## YOUR TASK:
The response should consist of the listing, repeated word for word.

—————

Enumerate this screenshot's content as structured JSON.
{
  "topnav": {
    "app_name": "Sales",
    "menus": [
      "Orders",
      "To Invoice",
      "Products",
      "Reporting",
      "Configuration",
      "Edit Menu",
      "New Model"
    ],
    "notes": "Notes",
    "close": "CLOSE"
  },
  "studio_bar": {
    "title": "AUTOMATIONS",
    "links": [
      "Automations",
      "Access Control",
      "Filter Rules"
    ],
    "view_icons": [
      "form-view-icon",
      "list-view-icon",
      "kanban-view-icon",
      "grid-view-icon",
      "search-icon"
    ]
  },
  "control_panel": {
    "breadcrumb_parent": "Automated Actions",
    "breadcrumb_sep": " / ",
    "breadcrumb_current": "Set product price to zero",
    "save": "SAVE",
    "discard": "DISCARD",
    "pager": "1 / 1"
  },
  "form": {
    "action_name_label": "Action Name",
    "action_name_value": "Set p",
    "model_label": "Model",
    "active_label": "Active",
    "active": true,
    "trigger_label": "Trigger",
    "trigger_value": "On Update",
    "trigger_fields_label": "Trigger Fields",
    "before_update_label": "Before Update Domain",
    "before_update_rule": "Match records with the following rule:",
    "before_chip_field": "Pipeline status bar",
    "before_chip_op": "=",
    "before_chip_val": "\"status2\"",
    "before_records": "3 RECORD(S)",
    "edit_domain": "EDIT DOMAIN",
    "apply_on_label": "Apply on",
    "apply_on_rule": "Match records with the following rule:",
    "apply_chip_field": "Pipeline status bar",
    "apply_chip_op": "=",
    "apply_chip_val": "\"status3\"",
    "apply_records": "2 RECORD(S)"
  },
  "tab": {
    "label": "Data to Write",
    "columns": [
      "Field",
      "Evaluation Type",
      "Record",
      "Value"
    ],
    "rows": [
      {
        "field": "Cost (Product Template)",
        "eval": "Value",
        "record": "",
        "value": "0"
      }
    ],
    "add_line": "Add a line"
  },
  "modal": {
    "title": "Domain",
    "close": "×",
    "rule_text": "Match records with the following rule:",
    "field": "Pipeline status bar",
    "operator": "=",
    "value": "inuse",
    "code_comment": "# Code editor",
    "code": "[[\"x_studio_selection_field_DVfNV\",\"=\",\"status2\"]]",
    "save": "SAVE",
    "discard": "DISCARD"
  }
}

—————

## WRITTEN RESPONSE:
Enumerate this screenshot's content as structured JSON.
{
  "topnav": {
    "app_name": "Sales",
    "menus": [
      "Orders",
      "To Invoice",
      "Products",
      "Reporting",
      "Configuration",
      "Edit Menu",
      "New Model"
    ],
    "notes": "Notes",
    "close": "CLOSE"
  },
  "studio_bar": {
    "title": "AUTOMATIONS",
    "links": [
      "Automations",
      "Access Control",
      "Filter Rules"
    ],
    "view_icons": [
      "form-view-icon",
      "list-view-icon",
      "kanban-view-icon",
      "grid-view-icon",
      "search-icon"
    ]
  },
  "control_panel": {
    "breadcrumb_parent": "Automated Actions",
    "breadcrumb_sep": " / ",
    "breadcrumb_current": "Set product price to zero",
    "save": "SAVE",
    "discard": "DISCARD",
    "pager": "1 / 1"
  },
  "form": {
    "action_name_label": "Action Name",
    "action_name_value": "Set p",
    "model_label": "Model",
    "active_label": "Active",
    "active": true,
    "trigger_label": "Trigger",
    "trigger_value": "On Update",
    "trigger_fields_label": "Trigger Fields",
    "before_update_label": "Before Update Domain",
    "before_update_rule": "Match records with the following rule:",
    "before_chip_field": "Pipeline status bar",
    "before_chip_op": "=",
    "before_chip_val": "\"status2\"",
    "before_records": "3 RECORD(S)",
    "edit_domain": "EDIT DOMAIN",
    "apply_on_label": "Apply on",
    "apply_on_rule": "Match records with the following rule:",
    "apply_chip_field": "Pipeline status bar",
    "apply_chip_op": "=",
    "apply_chip_val": "\"status3\"",
    "apply_records": "2 RECORD(S)"
  },
  "tab": {
    "label": "Data to Write",
    "columns": [
      "Field",
      "Evaluation Type",
      "Record",
      "Value"
    ],
    "rows": [
      {
        "field": "Cost (Product Template)",
        "eval": "Value",
        "record": "",
        "value": "0"
      }
    ],
    "add_line": "Add a line"
  },
  "modal": {
    "title": "Domain",
    "close": "×",
    "rule_text": "Match records with the following rule:",
    "field": "Pipeline status bar",
    "operator": "=",
    "value": "inuse",
    "code_comment": "# Code editor",
    "code": "[[\"x_studio_selection_field_DVfNV\",\"=\",\"status2\"]]",
    "save": "SAVE",
    "discard": "DISCARD"
  }
}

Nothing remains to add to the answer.